A word-for-word copy of the entries, with images excluded, is the expected answer.
---
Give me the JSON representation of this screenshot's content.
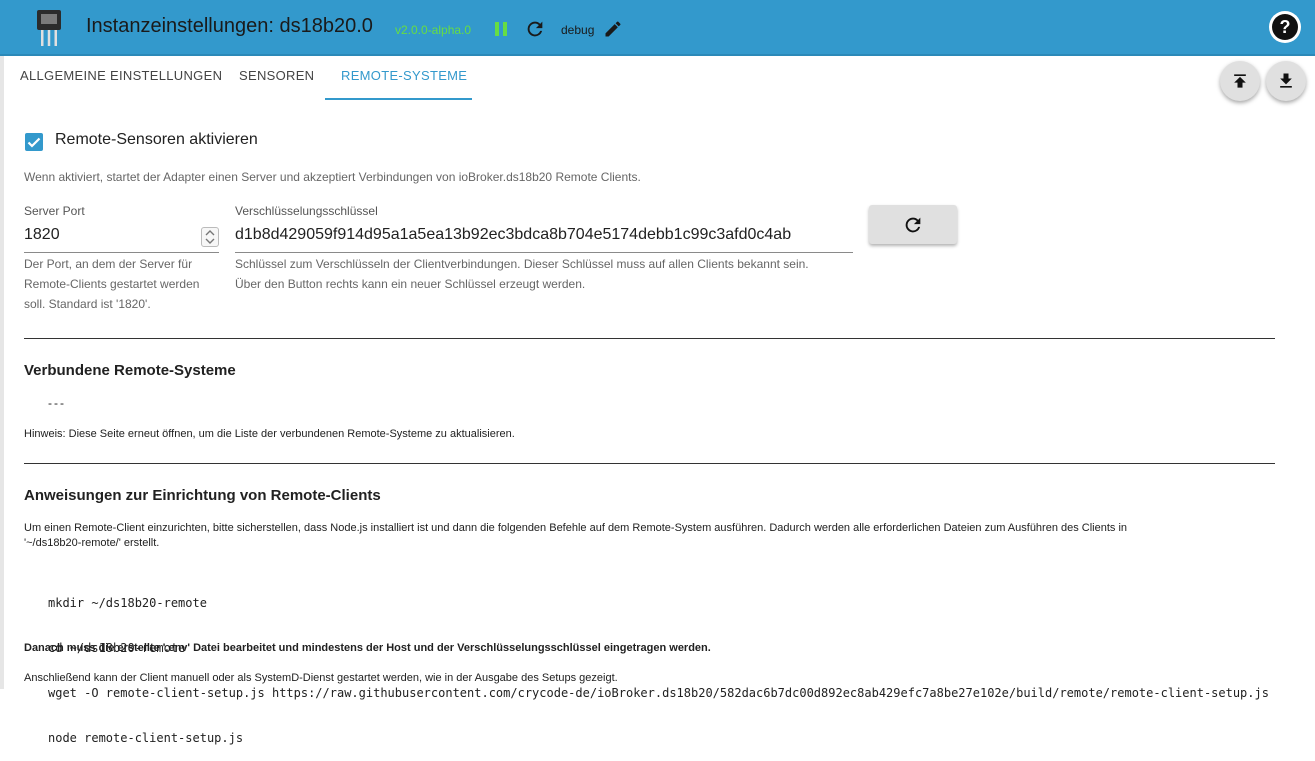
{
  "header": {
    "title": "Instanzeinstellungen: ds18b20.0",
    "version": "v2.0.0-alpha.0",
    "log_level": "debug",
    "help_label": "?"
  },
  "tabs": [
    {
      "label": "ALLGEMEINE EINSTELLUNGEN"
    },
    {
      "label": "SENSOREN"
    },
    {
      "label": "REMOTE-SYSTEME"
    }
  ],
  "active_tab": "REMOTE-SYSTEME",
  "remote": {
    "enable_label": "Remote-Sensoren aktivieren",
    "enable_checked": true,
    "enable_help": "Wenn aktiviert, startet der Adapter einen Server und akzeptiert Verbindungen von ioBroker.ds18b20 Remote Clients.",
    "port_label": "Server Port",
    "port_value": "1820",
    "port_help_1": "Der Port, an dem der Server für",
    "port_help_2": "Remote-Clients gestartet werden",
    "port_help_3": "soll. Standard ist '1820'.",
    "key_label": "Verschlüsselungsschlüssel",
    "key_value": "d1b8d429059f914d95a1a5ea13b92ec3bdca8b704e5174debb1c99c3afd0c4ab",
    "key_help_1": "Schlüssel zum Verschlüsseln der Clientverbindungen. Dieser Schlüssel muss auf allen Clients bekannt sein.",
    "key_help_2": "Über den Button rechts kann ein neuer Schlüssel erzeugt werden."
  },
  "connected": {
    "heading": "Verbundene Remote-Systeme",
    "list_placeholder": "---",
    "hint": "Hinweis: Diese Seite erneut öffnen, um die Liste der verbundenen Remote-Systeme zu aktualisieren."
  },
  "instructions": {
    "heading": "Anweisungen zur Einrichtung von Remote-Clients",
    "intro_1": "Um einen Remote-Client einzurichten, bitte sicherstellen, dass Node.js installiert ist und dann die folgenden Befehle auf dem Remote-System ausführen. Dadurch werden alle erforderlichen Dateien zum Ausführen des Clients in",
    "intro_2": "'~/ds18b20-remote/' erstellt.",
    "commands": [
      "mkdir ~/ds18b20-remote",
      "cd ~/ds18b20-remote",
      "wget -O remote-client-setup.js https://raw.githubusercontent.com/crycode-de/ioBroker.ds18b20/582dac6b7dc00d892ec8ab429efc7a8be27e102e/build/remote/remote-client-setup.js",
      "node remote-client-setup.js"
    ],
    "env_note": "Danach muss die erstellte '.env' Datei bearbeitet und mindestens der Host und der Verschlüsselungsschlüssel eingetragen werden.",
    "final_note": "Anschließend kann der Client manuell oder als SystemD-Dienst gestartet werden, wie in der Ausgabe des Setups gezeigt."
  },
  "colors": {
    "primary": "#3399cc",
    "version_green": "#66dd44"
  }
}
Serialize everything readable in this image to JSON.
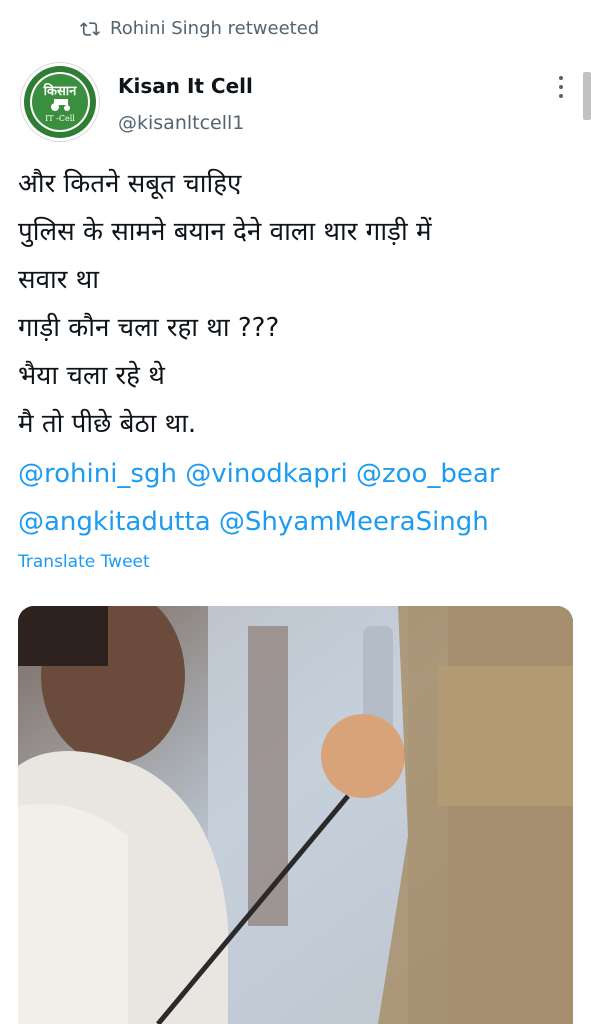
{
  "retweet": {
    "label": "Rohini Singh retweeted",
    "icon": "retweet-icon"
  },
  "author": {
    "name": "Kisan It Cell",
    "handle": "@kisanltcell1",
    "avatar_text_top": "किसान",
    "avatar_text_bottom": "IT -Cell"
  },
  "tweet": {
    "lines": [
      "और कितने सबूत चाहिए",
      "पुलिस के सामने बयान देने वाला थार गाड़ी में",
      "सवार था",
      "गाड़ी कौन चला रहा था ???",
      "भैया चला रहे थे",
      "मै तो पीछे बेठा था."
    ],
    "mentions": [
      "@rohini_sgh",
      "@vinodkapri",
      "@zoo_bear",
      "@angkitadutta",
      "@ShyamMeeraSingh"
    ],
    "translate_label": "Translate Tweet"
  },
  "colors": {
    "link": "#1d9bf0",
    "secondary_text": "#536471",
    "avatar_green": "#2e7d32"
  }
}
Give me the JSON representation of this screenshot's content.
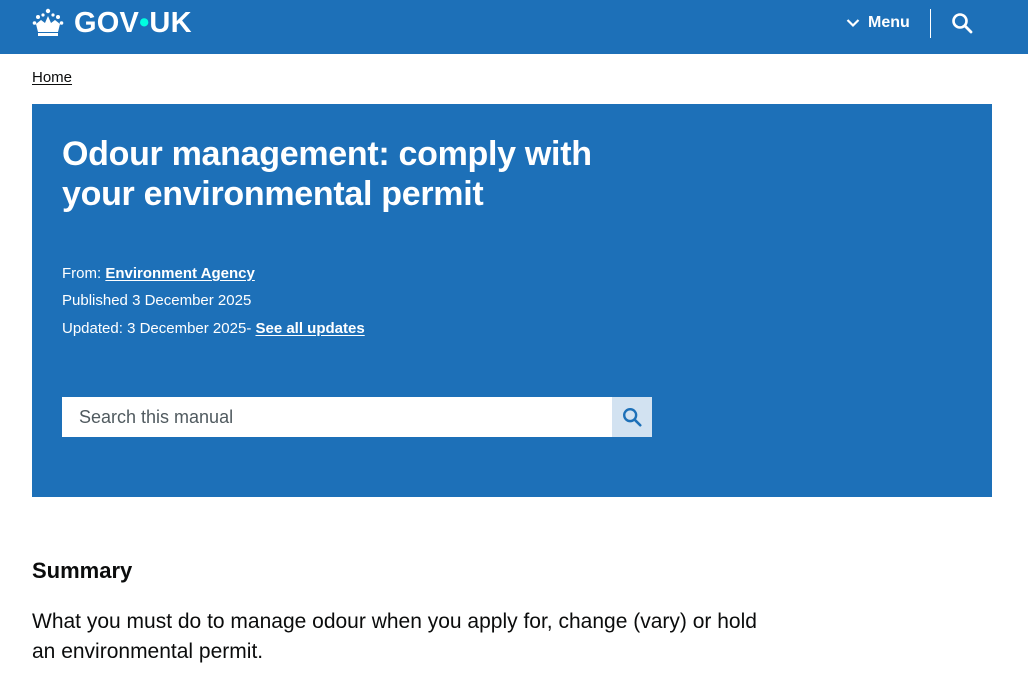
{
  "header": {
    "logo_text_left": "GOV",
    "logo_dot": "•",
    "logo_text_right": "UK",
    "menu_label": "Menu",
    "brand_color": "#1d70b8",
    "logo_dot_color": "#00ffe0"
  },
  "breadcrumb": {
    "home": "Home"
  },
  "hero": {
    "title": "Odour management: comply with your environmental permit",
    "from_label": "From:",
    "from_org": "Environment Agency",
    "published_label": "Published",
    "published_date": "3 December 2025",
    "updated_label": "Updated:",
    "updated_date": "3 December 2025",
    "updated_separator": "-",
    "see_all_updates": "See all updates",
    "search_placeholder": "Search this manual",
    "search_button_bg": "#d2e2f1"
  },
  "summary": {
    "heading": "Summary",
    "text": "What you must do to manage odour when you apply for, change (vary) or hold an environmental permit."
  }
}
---
- _Answer below_
Give me the JSON representation of this screenshot's content.
{
  "header": {
    "title": "Instanzeinstellungen: ds18b20.0",
    "version": "v2.0.0-alpha.0",
    "log_level": "debug",
    "help_label": "?"
  },
  "tabs": [
    {
      "label": "ALLGEMEINE EINSTELLUNGEN"
    },
    {
      "label": "SENSOREN"
    },
    {
      "label": "REMOTE-SYSTEME"
    }
  ],
  "active_tab": "REMOTE-SYSTEME",
  "remote": {
    "enable_label": "Remote-Sensoren aktivieren",
    "enable_checked": true,
    "enable_help": "Wenn aktiviert, startet der Adapter einen Server und akzeptiert Verbindungen von ioBroker.ds18b20 Remote Clients.",
    "port_label": "Server Port",
    "port_value": "1820",
    "port_help_1": "Der Port, an dem der Server für",
    "port_help_2": "Remote-Clients gestartet werden",
    "port_help_3": "soll. Standard ist '1820'.",
    "key_label": "Verschlüsselungsschlüssel",
    "key_value": "d1b8d429059f914d95a1a5ea13b92ec3bdca8b704e5174debb1c99c3afd0c4ab",
    "key_help_1": "Schlüssel zum Verschlüsseln der Clientverbindungen. Dieser Schlüssel muss auf allen Clients bekannt sein.",
    "key_help_2": "Über den Button rechts kann ein neuer Schlüssel erzeugt werden."
  },
  "connected": {
    "heading": "Verbundene Remote-Systeme",
    "list_placeholder": "---",
    "hint": "Hinweis: Diese Seite erneut öffnen, um die Liste der verbundenen Remote-Systeme zu aktualisieren."
  },
  "instructions": {
    "heading": "Anweisungen zur Einrichtung von Remote-Clients",
    "intro_1": "Um einen Remote-Client einzurichten, bitte sicherstellen, dass Node.js installiert ist und dann die folgenden Befehle auf dem Remote-System ausführen. Dadurch werden alle erforderlichen Dateien zum Ausführen des Clients in",
    "intro_2": "'~/ds18b20-remote/' erstellt.",
    "commands": [
      "mkdir ~/ds18b20-remote",
      "cd ~/ds18b20-remote",
      "wget -O remote-client-setup.js https://raw.githubusercontent.com/crycode-de/ioBroker.ds18b20/582dac6b7dc00d892ec8ab429efc7a8be27e102e/build/remote/remote-client-setup.js",
      "node remote-client-setup.js"
    ],
    "env_note": "Danach muss die erstellte '.env' Datei bearbeitet und mindestens der Host und der Verschlüsselungsschlüssel eingetragen werden.",
    "final_note": "Anschließend kann der Client manuell oder als SystemD-Dienst gestartet werden, wie in der Ausgabe des Setups gezeigt."
  },
  "colors": {
    "primary": "#3399cc",
    "version_green": "#66dd44"
  }
}
Serialize everything readable in this image to JSON.
{
  "retweet": {
    "label": "Rohini Singh retweeted",
    "icon": "retweet-icon"
  },
  "author": {
    "name": "Kisan It Cell",
    "handle": "@kisanltcell1",
    "avatar_text_top": "किसान",
    "avatar_text_bottom": "IT -Cell"
  },
  "tweet": {
    "lines": [
      "और कितने सबूत चाहिए",
      "पुलिस के सामने बयान देने वाला थार गाड़ी में",
      "सवार था",
      "गाड़ी कौन चला रहा था ???",
      "भैया चला रहे थे",
      "मै तो पीछे बेठा था."
    ],
    "mentions": [
      "@rohini_sgh",
      "@vinodkapri",
      "@zoo_bear",
      "@angkitadutta",
      "@ShyamMeeraSingh"
    ],
    "translate_label": "Translate Tweet"
  },
  "colors": {
    "link": "#1d9bf0",
    "secondary_text": "#536471",
    "avatar_green": "#2e7d32"
  }
}
Give me the JSON representation of this screenshot's content.
{
  "header": {
    "logo_text_left": "GOV",
    "logo_dot": "•",
    "logo_text_right": "UK",
    "menu_label": "Menu",
    "brand_color": "#1d70b8",
    "logo_dot_color": "#00ffe0"
  },
  "breadcrumb": {
    "home": "Home"
  },
  "hero": {
    "title": "Odour management: comply with your environmental permit",
    "from_label": "From:",
    "from_org": "Environment Agency",
    "published_label": "Published",
    "published_date": "3 December 2025",
    "updated_label": "Updated:",
    "updated_date": "3 December 2025",
    "updated_separator": "-",
    "see_all_updates": "See all updates",
    "search_placeholder": "Search this manual",
    "search_button_bg": "#d2e2f1"
  },
  "summary": {
    "heading": "Summary",
    "text": "What you must do to manage odour when you apply for, change (vary) or hold an environmental permit."
  }
}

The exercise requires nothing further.